Russia is to deploy its newest anti-aircraft missile system to Syria following the shooting down of one of its fighter jets by Turkish warplanes.
Defence minister Sergei Shoigu said the S-400 missiles would be stationed at the Hemeimeem air base from where Russia is conducting its aerial bombing campaign in support of the regime of President Bashar Assad.
The move came as President Vladimir Putin confirmed that one of the pilots of the Su-24 aircraft had been rescued by Syrian army forces and brought to safety at the base.
Russia said the other member of the two-man crew was killed by ground fire from "jihadists" after ejecting from the stricken jet close to the Syria-Turkey border on Tuesday.
In a statement, the Syrian armed forces said Syrian and Russian forces had penetrated into territory controlled by the "terrorists" - the regime's description of all armed opposition - to rescue the pilot.
With world leaders calling for calm, Turkish president Recep Tayyip Erdogan insisted that he was not seeking to escalate tensions with Moscow.
Speaking at a meeting of the Organisation of Islamic Co-operation in Istanbul, he said that his country wanted "peace, dialogue and diplomacy".
At the same time, however, he strongly defended the shooting down of the Su-24, warning "no one should expect Turkey to stay silent to border violations or the violation of its rights".
Russia has vehemently disputed Ankara's claims that its aircraft crossed into Turkish airspace in the course of the bombing mission, insisting that it remained on the Syrian side of the border throughout its flight.
A furious Mr Putin warned of "significant consequences" for an attack which he described as a "stab in the back by the terrorists' accomplices".

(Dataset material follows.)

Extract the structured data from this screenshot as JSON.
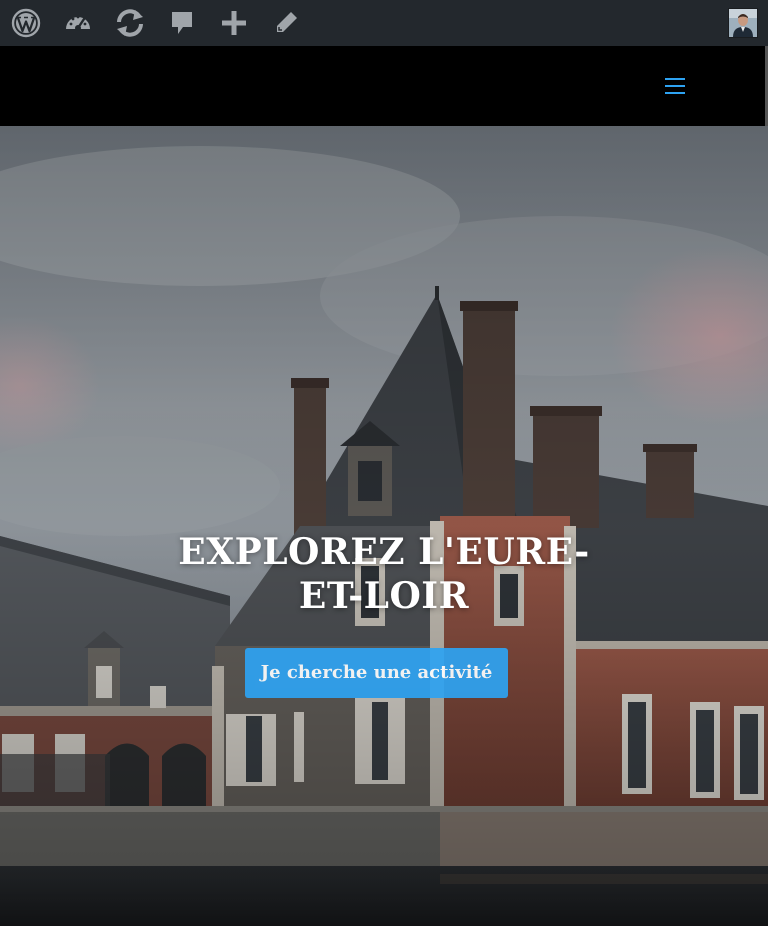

Nato and the United States called for "de-escalation" amid fears the fallout from the incident could spiral into further confrontations in a highly volatile arena.
It comes as a further complication for David Cameron as he prepares to set out the case for RAF warplanes to join the air strikes on Islamic State (IS) extremists is Syria in a Commons statement on Thursday.
The Prime Minister has urged his Turkish counterpart to ensure that Ankara maintains direct communications with Moscow to avoid any heightening in tensions.
Downing Street said that Ahmet Davutoglu had phoned Mr Cameron on Tuesday to explain that Turkey had taken protective action after the Russian jet was warned "several times" not to violate its air space.
Following an emergency meeting in Brussels on Tuesday, Nato said it "stands in solidarity" with Turkey and called for "calm" after holding an emergency session in response to the incident.
Secretary general Jens Stoltenberg said assessments provided by other alliance members were consistent with Turkey's claims that the Su-24 had violated its airspace.
US president Barack Obama said: "It's very important right now for us to make sure that both the Russians and the Turks are talking to each other, find out exactly what happened, and take measures to discourage any kind of escalation."
It is thought to be the first time a warplane from a Nato member has shot down a Russian aircraft in half a century.